Dataset →
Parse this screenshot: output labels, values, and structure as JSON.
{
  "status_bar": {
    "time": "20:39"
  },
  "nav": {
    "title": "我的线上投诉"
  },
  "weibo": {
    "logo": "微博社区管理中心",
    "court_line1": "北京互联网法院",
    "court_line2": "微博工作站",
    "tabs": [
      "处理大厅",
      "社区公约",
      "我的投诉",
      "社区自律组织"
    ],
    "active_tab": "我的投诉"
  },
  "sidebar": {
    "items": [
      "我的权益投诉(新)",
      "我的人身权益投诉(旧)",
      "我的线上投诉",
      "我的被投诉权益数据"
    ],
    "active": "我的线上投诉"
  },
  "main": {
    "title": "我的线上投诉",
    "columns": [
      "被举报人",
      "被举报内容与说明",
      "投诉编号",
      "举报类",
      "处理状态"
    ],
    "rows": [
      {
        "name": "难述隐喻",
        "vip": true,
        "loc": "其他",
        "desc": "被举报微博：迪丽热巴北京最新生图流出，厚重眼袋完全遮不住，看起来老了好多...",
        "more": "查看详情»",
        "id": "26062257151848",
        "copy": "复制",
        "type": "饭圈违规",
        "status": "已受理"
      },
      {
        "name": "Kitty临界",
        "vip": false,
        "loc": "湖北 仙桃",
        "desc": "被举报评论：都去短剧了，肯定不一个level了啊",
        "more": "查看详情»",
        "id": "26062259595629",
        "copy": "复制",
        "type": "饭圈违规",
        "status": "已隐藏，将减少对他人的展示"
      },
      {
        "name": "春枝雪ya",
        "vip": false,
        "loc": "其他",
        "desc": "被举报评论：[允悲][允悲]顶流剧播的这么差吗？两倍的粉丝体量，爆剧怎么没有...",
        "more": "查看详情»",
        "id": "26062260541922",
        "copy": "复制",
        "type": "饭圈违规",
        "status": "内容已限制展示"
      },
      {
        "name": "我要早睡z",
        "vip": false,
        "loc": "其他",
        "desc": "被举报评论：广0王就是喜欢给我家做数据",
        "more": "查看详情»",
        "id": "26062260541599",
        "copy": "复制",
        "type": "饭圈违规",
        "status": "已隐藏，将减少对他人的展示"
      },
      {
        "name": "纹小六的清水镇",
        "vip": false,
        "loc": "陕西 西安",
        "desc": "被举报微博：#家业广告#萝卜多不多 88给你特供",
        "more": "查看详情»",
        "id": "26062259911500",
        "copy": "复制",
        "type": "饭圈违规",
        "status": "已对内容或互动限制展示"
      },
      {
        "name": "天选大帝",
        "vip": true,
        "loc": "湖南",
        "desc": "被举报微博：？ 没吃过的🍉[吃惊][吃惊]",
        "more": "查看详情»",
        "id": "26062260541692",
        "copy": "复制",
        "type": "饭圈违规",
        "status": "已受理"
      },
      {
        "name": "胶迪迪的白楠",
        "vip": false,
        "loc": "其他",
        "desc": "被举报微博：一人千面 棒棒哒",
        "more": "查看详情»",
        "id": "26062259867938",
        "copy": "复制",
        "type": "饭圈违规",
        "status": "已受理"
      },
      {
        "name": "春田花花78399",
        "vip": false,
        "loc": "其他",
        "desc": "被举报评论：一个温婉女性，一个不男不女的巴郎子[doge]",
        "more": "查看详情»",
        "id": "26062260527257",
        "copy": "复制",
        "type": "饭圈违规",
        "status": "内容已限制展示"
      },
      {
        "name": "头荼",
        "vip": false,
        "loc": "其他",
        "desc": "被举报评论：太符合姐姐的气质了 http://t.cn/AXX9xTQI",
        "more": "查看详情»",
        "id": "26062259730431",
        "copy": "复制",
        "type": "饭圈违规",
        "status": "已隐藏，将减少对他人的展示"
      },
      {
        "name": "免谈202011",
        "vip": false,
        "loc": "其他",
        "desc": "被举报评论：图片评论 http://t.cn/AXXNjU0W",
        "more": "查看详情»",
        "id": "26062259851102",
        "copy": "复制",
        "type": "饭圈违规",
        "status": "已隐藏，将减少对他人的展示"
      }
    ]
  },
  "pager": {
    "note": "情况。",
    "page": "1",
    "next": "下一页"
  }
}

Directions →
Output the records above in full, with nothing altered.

Task solution →
Parse this screenshot: output labels, values, and structure as JSON.
{
  "status_bar": {
    "time": "20:39"
  },
  "nav": {
    "title": "我的线上投诉"
  },
  "weibo": {
    "logo": "微博社区管理中心",
    "court_line1": "北京互联网法院",
    "court_line2": "微博工作站",
    "tabs": [
      "处理大厅",
      "社区公约",
      "我的投诉",
      "社区自律组织"
    ],
    "active_tab": "我的投诉"
  },
  "sidebar": {
    "items": [
      "我的权益投诉(新)",
      "我的人身权益投诉(旧)",
      "我的线上投诉",
      "我的被投诉权益数据"
    ],
    "active": "我的线上投诉"
  },
  "main": {
    "title": "我的线上投诉",
    "columns": [
      "被举报人",
      "被举报内容与说明",
      "投诉编号",
      "举报类",
      "处理状态"
    ],
    "rows": [
      {
        "name": "难述隐喻",
        "vip": true,
        "loc": "其他",
        "desc": "被举报微博：迪丽热巴北京最新生图流出，厚重眼袋完全遮不住，看起来老了好多...",
        "more": "查看详情»",
        "id": "26062257151848",
        "copy": "复制",
        "type": "饭圈违规",
        "status": "已受理"
      },
      {
        "name": "Kitty临界",
        "vip": false,
        "loc": "湖北 仙桃",
        "desc": "被举报评论：都去短剧了，肯定不一个level了啊",
        "more": "查看详情»",
        "id": "26062259595629",
        "copy": "复制",
        "type": "饭圈违规",
        "status": "已隐藏，将减少对他人的展示"
      },
      {
        "name": "春枝雪ya",
        "vip": false,
        "loc": "其他",
        "desc": "被举报评论：[允悲][允悲]顶流剧播的这么差吗？两倍的粉丝体量，爆剧怎么没有...",
        "more": "查看详情»",
        "id": "26062260541922",
        "copy": "复制",
        "type": "饭圈违规",
        "status": "内容已限制展示"
      },
      {
        "name": "我要早睡z",
        "vip": false,
        "loc": "其他",
        "desc": "被举报评论：广0王就是喜欢给我家做数据",
        "more": "查看详情»",
        "id": "26062260541599",
        "copy": "复制",
        "type": "饭圈违规",
        "status": "已隐藏，将减少对他人的展示"
      },
      {
        "name": "纹小六的清水镇",
        "vip": false,
        "loc": "陕西 西安",
        "desc": "被举报微博：#家业广告#萝卜多不多 88给你特供",
        "more": "查看详情»",
        "id": "26062259911500",
        "copy": "复制",
        "type": "饭圈违规",
        "status": "已对内容或互动限制展示"
      },
      {
        "name": "天选大帝",
        "vip": true,
        "loc": "湖南",
        "desc": "被举报微博：？ 没吃过的🍉[吃惊][吃惊]",
        "more": "查看详情»",
        "id": "26062260541692",
        "copy": "复制",
        "type": "饭圈违规",
        "status": "已受理"
      },
      {
        "name": "胶迪迪的白楠",
        "vip": false,
        "loc": "其他",
        "desc": "被举报微博：一人千面 棒棒哒",
        "more": "查看详情»",
        "id": "26062259867938",
        "copy": "复制",
        "type": "饭圈违规",
        "status": "已受理"
      },
      {
        "name": "春田花花78399",
        "vip": false,
        "loc": "其他",
        "desc": "被举报评论：一个温婉女性，一个不男不女的巴郎子[doge]",
        "more": "查看详情»",
        "id": "26062260527257",
        "copy": "复制",
        "type": "饭圈违规",
        "status": "内容已限制展示"
      },
      {
        "name": "头荼",
        "vip": false,
        "loc": "其他",
        "desc": "被举报评论：太符合姐姐的气质了 http://t.cn/AXX9xTQI",
        "more": "查看详情»",
        "id": "26062259730431",
        "copy": "复制",
        "type": "饭圈违规",
        "status": "已隐藏，将减少对他人的展示"
      },
      {
        "name": "免谈202011",
        "vip": false,
        "loc": "其他",
        "desc": "被举报评论：图片评论 http://t.cn/AXXNjU0W",
        "more": "查看详情»",
        "id": "26062259851102",
        "copy": "复制",
        "type": "饭圈违规",
        "status": "已隐藏，将减少对他人的展示"
      }
    ]
  },
  "pager": {
    "note": "情况。",
    "page": "1",
    "next": "下一页"
  }
}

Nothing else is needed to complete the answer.